[What you need to do]: Faithfully repeat all of the records, as they are written below.
======
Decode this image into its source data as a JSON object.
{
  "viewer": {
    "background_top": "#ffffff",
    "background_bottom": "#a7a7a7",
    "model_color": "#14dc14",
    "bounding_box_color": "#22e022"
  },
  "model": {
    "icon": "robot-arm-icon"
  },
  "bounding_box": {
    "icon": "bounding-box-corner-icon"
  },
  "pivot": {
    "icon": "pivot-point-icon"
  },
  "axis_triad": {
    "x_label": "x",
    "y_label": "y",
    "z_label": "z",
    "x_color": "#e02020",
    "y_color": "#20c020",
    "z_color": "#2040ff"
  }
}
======
[Worked solution]:
Decode this image into its source data as a JSON object.
{
  "viewer": {
    "background_top": "#ffffff",
    "background_bottom": "#a7a7a7",
    "model_color": "#14dc14",
    "bounding_box_color": "#22e022"
  },
  "model": {
    "icon": "robot-arm-icon"
  },
  "bounding_box": {
    "icon": "bounding-box-corner-icon"
  },
  "pivot": {
    "icon": "pivot-point-icon"
  },
  "axis_triad": {
    "x_label": "x",
    "y_label": "y",
    "z_label": "z",
    "x_color": "#e02020",
    "y_color": "#20c020",
    "z_color": "#2040ff"
  }
}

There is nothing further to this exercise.